Yes, the Gold Dust Aucuba can be successfully grown in a container. This makes it a versatile plant that can be moved indoors during cooler months if you live in a region with harsh winters. When growing in a container, ensure that the pot has adequate drainage to prevent waterlogging. The plant requires regular watering when the soil begins to dry, but be careful not to overwater as this can lead to root rot.
The Gold Dust Aucuba can be propagated through stem cuttings. Choose a healthy, mature stem and cut a 4-6 inch section, ideally with a few leaves attached. Dip the cut end in rooting hormone and plant it in a pot with well-draining soil. Keep the soil moist and place the pot in a location with indirect light. With proper care, the cutting should root in a few weeks, giving you a new Gold Dust Aucuba plant.
The Gold Dust Aucuba’s vibrant green and yellow foliage makes it a standout in any garden. It pairs well with other shade-loving plants that offer contrasting colors or textures. Ferns, hostas, and heucheras are all excellent choices. These plants also appreciate the same moist, well-draining soil conditions that the Gold Dust Aucuba prefers.
The Gold Dust Aucuba has a rich history that dates back centuries. It is native to the shaded and moist woodlands of Japan, Korea, and China. In 1783, it was introduced in England by John Graeffer and thrived in heated greenhouses. By the 19th Century, it became widely cultivated by gardeners, earning the nickname ‘Gold Plant’ due to its colorful yellow and green foliage. In the 1860s, Robert Hall introduced the plant to gardeners in the U.S., where it has since become a beloved addition to many gardens.

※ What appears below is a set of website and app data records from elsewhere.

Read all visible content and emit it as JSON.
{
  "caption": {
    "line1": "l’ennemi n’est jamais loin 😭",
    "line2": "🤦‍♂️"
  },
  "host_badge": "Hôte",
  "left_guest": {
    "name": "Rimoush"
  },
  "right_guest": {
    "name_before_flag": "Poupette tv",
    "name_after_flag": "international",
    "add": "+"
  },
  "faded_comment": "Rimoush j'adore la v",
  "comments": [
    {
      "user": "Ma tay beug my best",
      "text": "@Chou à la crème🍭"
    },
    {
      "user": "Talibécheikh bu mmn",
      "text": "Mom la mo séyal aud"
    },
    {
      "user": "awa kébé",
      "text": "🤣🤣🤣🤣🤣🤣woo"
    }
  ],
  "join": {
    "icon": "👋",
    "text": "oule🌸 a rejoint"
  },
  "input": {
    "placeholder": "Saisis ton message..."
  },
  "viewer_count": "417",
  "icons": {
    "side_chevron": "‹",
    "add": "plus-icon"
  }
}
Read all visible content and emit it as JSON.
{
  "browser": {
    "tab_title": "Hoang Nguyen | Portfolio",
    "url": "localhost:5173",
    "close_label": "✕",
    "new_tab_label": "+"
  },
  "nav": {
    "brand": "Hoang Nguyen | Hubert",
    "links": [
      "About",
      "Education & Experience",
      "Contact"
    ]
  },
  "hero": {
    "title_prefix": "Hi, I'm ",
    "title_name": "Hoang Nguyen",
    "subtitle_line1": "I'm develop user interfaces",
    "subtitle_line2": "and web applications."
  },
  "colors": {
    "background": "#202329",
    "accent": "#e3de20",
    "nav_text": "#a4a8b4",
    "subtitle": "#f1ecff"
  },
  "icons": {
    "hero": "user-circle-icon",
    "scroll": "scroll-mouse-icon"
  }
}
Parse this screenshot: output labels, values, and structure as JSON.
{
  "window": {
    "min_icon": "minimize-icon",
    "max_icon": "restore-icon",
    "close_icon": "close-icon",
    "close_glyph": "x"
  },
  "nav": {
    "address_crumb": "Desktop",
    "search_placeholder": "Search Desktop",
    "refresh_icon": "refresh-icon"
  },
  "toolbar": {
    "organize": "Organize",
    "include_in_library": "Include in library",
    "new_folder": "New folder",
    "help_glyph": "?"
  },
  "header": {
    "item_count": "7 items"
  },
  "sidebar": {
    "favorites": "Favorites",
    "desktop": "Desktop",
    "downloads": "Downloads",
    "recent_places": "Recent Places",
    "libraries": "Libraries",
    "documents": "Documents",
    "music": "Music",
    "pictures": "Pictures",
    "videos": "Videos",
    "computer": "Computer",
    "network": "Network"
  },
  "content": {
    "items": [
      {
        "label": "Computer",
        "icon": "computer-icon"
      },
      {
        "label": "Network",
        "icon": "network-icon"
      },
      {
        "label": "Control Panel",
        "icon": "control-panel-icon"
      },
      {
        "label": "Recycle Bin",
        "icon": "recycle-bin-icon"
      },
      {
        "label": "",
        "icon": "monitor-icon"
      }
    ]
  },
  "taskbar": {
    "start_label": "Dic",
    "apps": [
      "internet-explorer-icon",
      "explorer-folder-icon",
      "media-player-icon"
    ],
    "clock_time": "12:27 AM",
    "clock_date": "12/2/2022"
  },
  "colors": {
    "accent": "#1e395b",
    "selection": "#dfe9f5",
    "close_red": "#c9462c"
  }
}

If the leaves of your Gold Dust Aucuba start to turn black, it may be receiving too much sunlight. This plant is a true shade-lover and its foliage can scorch and turn black if exposed to too much sun. If this happens, consider relocating your plant to a shadier location. If moving the plant is not an option, try providing some shade with a garden umbrella or shade cloth.